We thought we’d try a new take on communication, and look to the animal kingdom to see how they communicate with each other, and us. With spring arriving here in the Northern Hemisphere, Angela Huxley gives a view on swans. These beautiful birds are prevalent on our rivers and in parks, so now is probably a really good time for people to understand some of the things swans could be telling you.
Although swans native to Europe are known as ‘mute swans’, they have quite a broad vocabulary – some of it mute, but some of it very vocal – and both types can be contextual.
Fluffing out their wings is a classic way to warn intruders to stay away.
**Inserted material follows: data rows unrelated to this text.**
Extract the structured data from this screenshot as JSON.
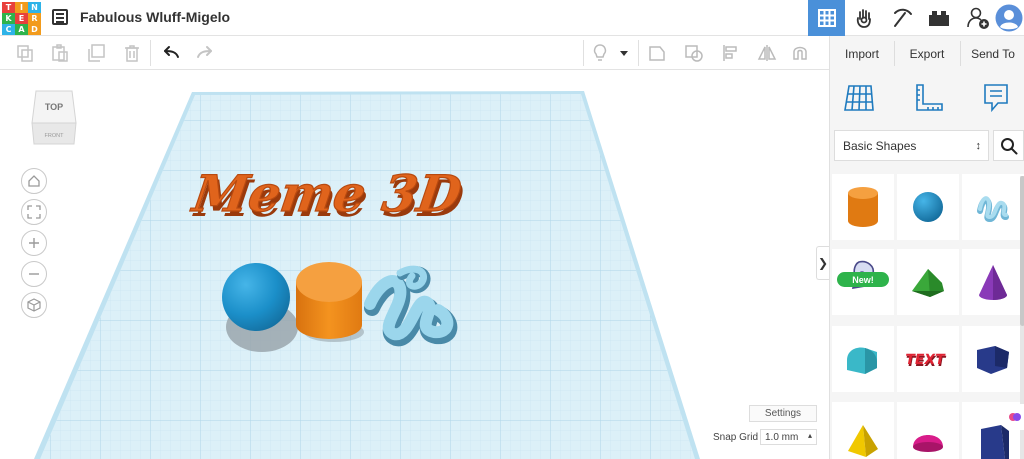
{
  "app": {
    "logo_letters": [
      "T",
      "I",
      "N",
      "K",
      "E",
      "R",
      "C",
      "A",
      "D"
    ],
    "logo_colors": [
      "#e8403c",
      "#f29b1c",
      "#2eb3e8",
      "#2eb34b",
      "#e8403c",
      "#f29b1c",
      "#2eb3e8",
      "#2eb34b",
      "#f29b1c"
    ],
    "design_title": "Fabulous Wluff-Migelo"
  },
  "header": {
    "buttons": [
      {
        "name": "3d-design-view-button",
        "icon": "grid-icon",
        "active": true
      },
      {
        "name": "sim-lab-button",
        "icon": "hand-icon",
        "active": false
      },
      {
        "name": "codeblocks-button",
        "icon": "pickaxe-icon",
        "active": false
      },
      {
        "name": "bricks-button",
        "icon": "bricks-icon",
        "active": false
      },
      {
        "name": "invite-user-button",
        "icon": "add-user-icon",
        "active": false
      },
      {
        "name": "profile-avatar",
        "icon": "avatar-icon",
        "active": false
      }
    ],
    "accent_color": "#4a90d9"
  },
  "toolbar": {
    "tools": [
      "copy-icon",
      "paste-icon",
      "duplicate-icon",
      "delete-icon",
      "undo-icon",
      "redo-icon",
      "lightbulb-icon",
      "dropdown-icon",
      "group-icon",
      "ungroup-icon",
      "align-icon",
      "mirror-icon",
      "magnet-icon"
    ]
  },
  "viewport": {
    "viewcube_top": "TOP",
    "viewcube_front": "FRONT",
    "nav_buttons": [
      "home-view",
      "fit-view",
      "zoom-in",
      "zoom-out",
      "perspective-toggle"
    ],
    "scene_text": "Meme 3D",
    "settings_label": "Settings",
    "snap_grid_label": "Snap Grid",
    "snap_grid_value": "1.0 mm",
    "object_colors": {
      "text": "#e0641c",
      "sphere": "#1b8fc9",
      "cylinder": "#f08a1c",
      "scribble": "#8fd0e8"
    },
    "workplane_color": "#d8edf6"
  },
  "panel": {
    "import_label": "Import",
    "export_label": "Export",
    "send_to_label": "Send To",
    "tools": [
      "workplane-icon",
      "ruler-icon",
      "notes-icon"
    ],
    "shapes_category": "Basic Shapes",
    "new_badge": "New!",
    "shapes": [
      {
        "name": "box-cylinder",
        "color": "#f08a1c"
      },
      {
        "name": "sphere",
        "color": "#1b8fc9"
      },
      {
        "name": "scribble",
        "color": "#8fd0e8"
      },
      {
        "name": "shape-generator",
        "color": "#6a7ac9"
      },
      {
        "name": "roof",
        "color": "#3aa83a"
      },
      {
        "name": "cone",
        "color": "#8a3ab8"
      },
      {
        "name": "round-roof",
        "color": "#3ab8c8"
      },
      {
        "name": "text",
        "color": "#d92030"
      },
      {
        "name": "polygon",
        "color": "#283a8a"
      },
      {
        "name": "pyramid",
        "color": "#f0c800"
      },
      {
        "name": "half-sphere",
        "color": "#d81c8a"
      },
      {
        "name": "wedge",
        "color": "#283a8a"
      }
    ]
  }
}
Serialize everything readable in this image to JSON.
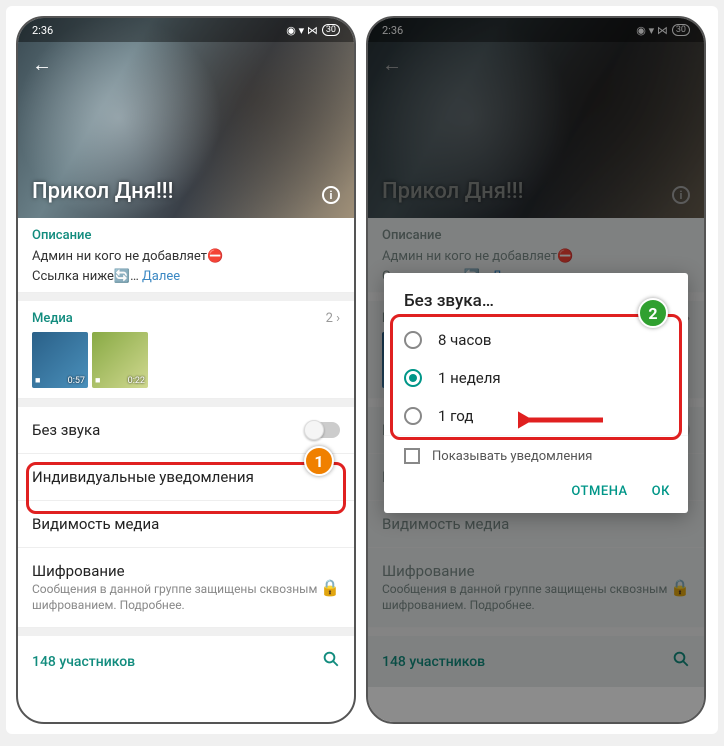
{
  "statusbar": {
    "time": "2:36",
    "battery": "30"
  },
  "header": {
    "group_title": "Прикол Дня!!!"
  },
  "description": {
    "title": "Описание",
    "line1": "Админ ни кого не добавляет⛔",
    "line2_a": "Ссылка ниже🔄… ",
    "line2_link": "Далее"
  },
  "media": {
    "title": "Медиа",
    "count": "2 ›",
    "thumb1_dur": "0:57",
    "thumb2_dur": "0:22"
  },
  "rows": {
    "mute": "Без звука",
    "custom_notif": "Индивидуальные уведомления",
    "media_vis": "Видимость медиа",
    "encryption": "Шифрование",
    "encryption_sub": "Сообщения в данной группе защищены сквозным шифрованием. Подробнее."
  },
  "participants": {
    "label": "148 участников"
  },
  "dialog": {
    "title": "Без звука…",
    "opt1": "8 часов",
    "opt2": "1 неделя",
    "opt3": "1 год",
    "show_notif": "Показывать уведомления",
    "cancel": "ОТМЕНА",
    "ok": "ОК"
  },
  "badges": {
    "one": "1",
    "two": "2"
  }
}
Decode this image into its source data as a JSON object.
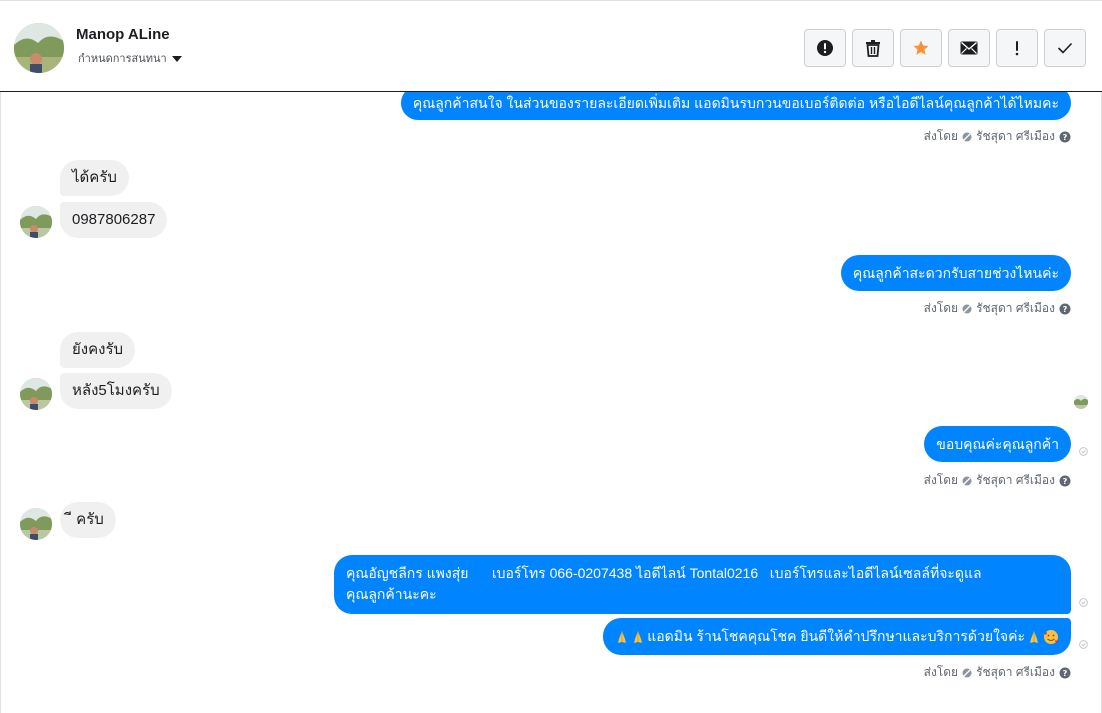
{
  "contact": {
    "name": "Manop ALine",
    "assign_label": "กำหนดการสนทนา"
  },
  "toolbar": [
    {
      "icon": "alert-circle-icon",
      "name": "spam-button"
    },
    {
      "icon": "trash-icon",
      "name": "delete-button"
    },
    {
      "icon": "star-icon",
      "name": "star-button"
    },
    {
      "icon": "envelope-icon",
      "name": "mark-unread-button"
    },
    {
      "icon": "exclamation-icon",
      "name": "follow-up-button"
    },
    {
      "icon": "check-icon",
      "name": "mark-done-button"
    }
  ],
  "colors": {
    "accent": "#0084ff",
    "star": "#f7923b",
    "incoming_bg": "#f0f0f0"
  },
  "messages": {
    "m1": "คุณลูกค้าสนใจ ในส่วนของรายละเอียดเพิ่มเติม แอดมินรบกวนขอเบอร์ติดต่อ หรือไอดีไลน์คุณลูกค้าได้ไหมคะ",
    "m2": "ได้ครับ",
    "m3": "0987806287",
    "m4": "คุณลูกค้าสะดวกรับสายช่วงไหนค่ะ",
    "m5": "ยังคงรับ",
    "m6": "หลัง5โมงครับ",
    "m7": "ขอบคุณค่ะคุณลูกค้า",
    "m8": "ี ครับ",
    "m9_line1": "คุณอัญชลีกร แพงสุ่ย      เบอร์โทร 066-0207438 ไอดีไลน์ Tontal0216   เบอร์โทรและไอดีไลน์เซลล์ที่จะดูแล",
    "m9_line2": "คุณลูกค้านะคะ",
    "m10": "แอดมิน ร้านโชคคุณโชค ยินดีให้คำปรึกษาและบริการด้วยใจค่ะ"
  },
  "sent_by": {
    "prefix": "ส่งโดย",
    "agent": "รัชสุดา ศรีเมือง"
  }
}
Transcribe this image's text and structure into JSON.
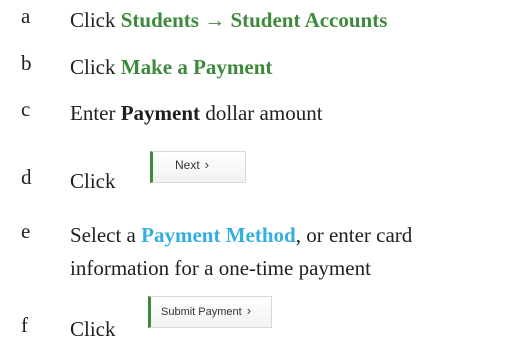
{
  "steps": [
    {
      "letter": "a",
      "parts": {
        "pre": "Click ",
        "students": "Students",
        "arrow": "→",
        "accounts": "Student Accounts"
      }
    },
    {
      "letter": "b",
      "parts": {
        "pre": "Click ",
        "link": "Make a Payment"
      }
    },
    {
      "letter": "c",
      "parts": {
        "pre": "Enter ",
        "bold": "Payment",
        "post": " dollar amount"
      }
    },
    {
      "letter": "d",
      "parts": {
        "pre": "Click",
        "button": "Next",
        "chevron": "›"
      }
    },
    {
      "letter": "e",
      "parts": {
        "pre": "Select a ",
        "link": "Payment Method",
        "post": ", or enter card",
        "line2": "information for a one-time payment"
      }
    },
    {
      "letter": "f",
      "parts": {
        "pre": "Click",
        "button": "Submit Payment",
        "chevron": "›"
      }
    }
  ],
  "colors": {
    "green_accent": "#3e8a3c",
    "blue_link": "#33aee0",
    "text": "#1f1f1f"
  },
  "icons": {
    "arrow": "right-arrow-icon",
    "chevron": "chevron-right-icon"
  }
}
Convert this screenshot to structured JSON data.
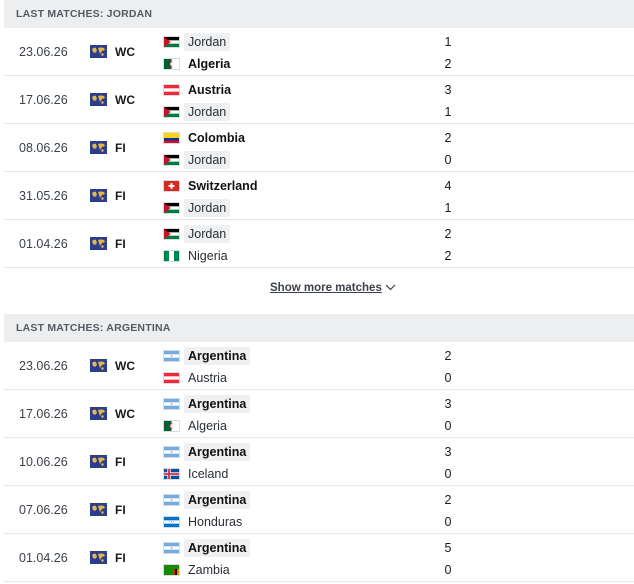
{
  "sections": [
    {
      "title": "LAST MATCHES: JORDAN",
      "matches": [
        {
          "date": "23.06.26",
          "comp": "WC",
          "home": {
            "name": "Jordan",
            "flag": "jordan",
            "score": "1",
            "highlight": true,
            "winner": false
          },
          "away": {
            "name": "Algeria",
            "flag": "algeria",
            "score": "2",
            "highlight": false,
            "winner": true
          }
        },
        {
          "date": "17.06.26",
          "comp": "WC",
          "home": {
            "name": "Austria",
            "flag": "austria",
            "score": "3",
            "highlight": false,
            "winner": true
          },
          "away": {
            "name": "Jordan",
            "flag": "jordan",
            "score": "1",
            "highlight": true,
            "winner": false
          }
        },
        {
          "date": "08.06.26",
          "comp": "FI",
          "home": {
            "name": "Colombia",
            "flag": "colombia",
            "score": "2",
            "highlight": false,
            "winner": true
          },
          "away": {
            "name": "Jordan",
            "flag": "jordan",
            "score": "0",
            "highlight": true,
            "winner": false
          }
        },
        {
          "date": "31.05.26",
          "comp": "FI",
          "home": {
            "name": "Switzerland",
            "flag": "switzerland",
            "score": "4",
            "highlight": false,
            "winner": true
          },
          "away": {
            "name": "Jordan",
            "flag": "jordan",
            "score": "1",
            "highlight": true,
            "winner": false
          }
        },
        {
          "date": "01.04.26",
          "comp": "FI",
          "home": {
            "name": "Jordan",
            "flag": "jordan",
            "score": "2",
            "highlight": true,
            "winner": false
          },
          "away": {
            "name": "Nigeria",
            "flag": "nigeria",
            "score": "2",
            "highlight": false,
            "winner": false
          }
        }
      ]
    },
    {
      "title": "LAST MATCHES: ARGENTINA",
      "matches": [
        {
          "date": "23.06.26",
          "comp": "WC",
          "home": {
            "name": "Argentina",
            "flag": "argentina",
            "score": "2",
            "highlight": true,
            "winner": true
          },
          "away": {
            "name": "Austria",
            "flag": "austria",
            "score": "0",
            "highlight": false,
            "winner": false
          }
        },
        {
          "date": "17.06.26",
          "comp": "WC",
          "home": {
            "name": "Argentina",
            "flag": "argentina",
            "score": "3",
            "highlight": true,
            "winner": true
          },
          "away": {
            "name": "Algeria",
            "flag": "algeria",
            "score": "0",
            "highlight": false,
            "winner": false
          }
        },
        {
          "date": "10.06.26",
          "comp": "FI",
          "home": {
            "name": "Argentina",
            "flag": "argentina",
            "score": "3",
            "highlight": true,
            "winner": true
          },
          "away": {
            "name": "Iceland",
            "flag": "iceland",
            "score": "0",
            "highlight": false,
            "winner": false
          }
        },
        {
          "date": "07.06.26",
          "comp": "FI",
          "home": {
            "name": "Argentina",
            "flag": "argentina",
            "score": "2",
            "highlight": true,
            "winner": true
          },
          "away": {
            "name": "Honduras",
            "flag": "honduras",
            "score": "0",
            "highlight": false,
            "winner": false
          }
        },
        {
          "date": "01.04.26",
          "comp": "FI",
          "home": {
            "name": "Argentina",
            "flag": "argentina",
            "score": "5",
            "highlight": true,
            "winner": true
          },
          "away": {
            "name": "Zambia",
            "flag": "zambia",
            "score": "0",
            "highlight": false,
            "winner": false
          }
        }
      ]
    }
  ],
  "show_more": {
    "label": "Show more matches",
    "icon": "chevron-down-icon"
  },
  "competition_icon": "world-map-icon",
  "colors": {
    "header_bg": "#eceef0",
    "header_text": "#555b62",
    "highlight_bg": "#eef0f2",
    "divider": "#e4e6e8",
    "comp_icon_bg": "#2d3d8e",
    "comp_icon_land": "#e0b84a"
  }
}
Like many other birds and animals, they want to look as big and as threatening as possible. Coupled with the neck curved back over the body and the head down – not for the faint hearted. But then they sometimes fluff out their wings just to catch the wind for an easier and faster swim.
The affectionate and graceful head-dipping used in courting is normally silent. When used to greet someone brandishing a bag of swan pellets, the head dip is more animated. It’s followed by a lifting of the bill, and often accompanied by a loud snort or two, a prolonged rattling in the back of the throat, and some quite dramatic wing flapping. Contented grunting may also continue during feeding, and they use a selection of snorts and grunts to communicate with each other.
Snorting may also be used to attract the attention of a would-be feeder who is spotted from the water but looking the other way. I’m not sure if they recognise people or not but I’m convinced they recognise voices.
Their distress call is heart-rending. It’s a plaintive, high-pitched, protracted kind of yelp. Witness this if a swan is under attack from another swan (they’re very territorial once they’ve claimed a patch) or it can’t find its mate, or a cygnet is missing.
Cygnets are particularly vocal when food is on offer. It astonishes me that such a large bird (as they soon grow to be, from quite small fluffy things) makes the sort of high-pitched cheeping sounds you associate with a tiny yellow chick. Even when they’re old enough to be chased off their parents’ territory, they’re still talking their ‘baby talk’.
No swan vocabulary would be complete without the sound most people associate with them – that warning hiss. An indicator of fear rather than real aggression – but unnerving if you happen to stray too close to their nest in a canoe!
Angela is a technical author who lives and works close to the River Severn. Her hobbies include walking, cycling, scuba diving and swan watching.